This image taken by NASA's Juno spacecraft is one of the first to be taken by the probe since it entered Jupiter's orbit last week.
An image released on Tuesday shows Jupiter surrounded by three of its four largest moons.
Juno is still in its initial orbit, traveling at a distance of 2.7 million miles from Jupiter.
Notable on the photograph are atmospheric features on Jupiter, including the famous Great Red Spot, and three of the four Galilean satellites: volcanic Io, icy Europa, and asteroid-scarred Ganymede, the planet's largest moon.
They're on a suicide mission, however, as the tiny figures will still be onboard the spacecraft when it plummets into Jupiter's dense atmosphere February 20, 2018 at the end of its year-and-a-half mission.
During the probe's approach to the gas giant, NASA scientists powered off its camera and instruments as a precaution since Juno would have to encounter harsh radiation during its orbit insertion maneuver on July 5. Scientists on the Juno mission are more interested in the returns of instruments created to study Jupiter's structure, atmosphere and magnetosphere. Juno is now moving away from Jupiter on a large arc, but will sweep back in during August, enabling its "JunoCam" to take even better images.

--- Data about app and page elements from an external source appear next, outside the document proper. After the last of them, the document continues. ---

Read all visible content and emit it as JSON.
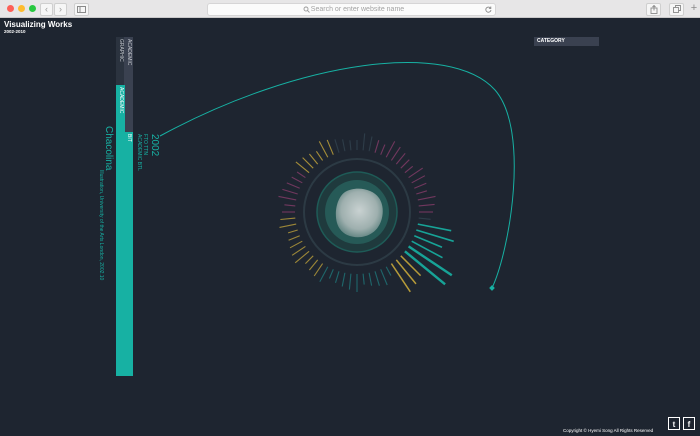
{
  "browser": {
    "url_placeholder": "Search or enter website name",
    "traffic_lights": [
      "#fd5f57",
      "#febc2e",
      "#28c840"
    ],
    "back_icon": "chevron-left-icon",
    "forward_icon": "chevron-right-icon"
  },
  "site": {
    "title": "Visualizing Works",
    "subtitle": "2002-2010",
    "category_label": "CATEGORY",
    "footer": "Copyright © Hyemi Song All Rights Reserved",
    "social": {
      "twitter": "t",
      "facebook": "f"
    }
  },
  "detail": {
    "year": "2002",
    "type": "FTO TTN",
    "discipline": "ACADEMIC BTL",
    "work_title": "Chacolina",
    "work_desc": "Illustration, University of the Arts London, 2002.10",
    "tab_graphic": "GRAPHIC",
    "tab_academic": "ACADEMIC",
    "tab_bit": "BIT"
  },
  "colors": {
    "background": "#1e2530",
    "accent": "#17b1a3",
    "orange": "#c7a83b",
    "purple": "#7a3a63",
    "panel": "#3a4150"
  }
}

Juno is first orbit around Jupiter will last 53.5 days.
During these flybys, Juno will attempt to peek beneath the planet's clouds to study its auroras, magnetosphere, atmosphere, and structure.
Juno's co-investigator Candy Hansen tells us when we can expect the first really good images. "Now we are focusing on preparing for our fourth and final main engine burn, which will put us in our 14-day science orbit on October 19", informed Rick Nybakken, project manager for Juno from NASA's Jet Propulsion Laboratory in Pasadena, California.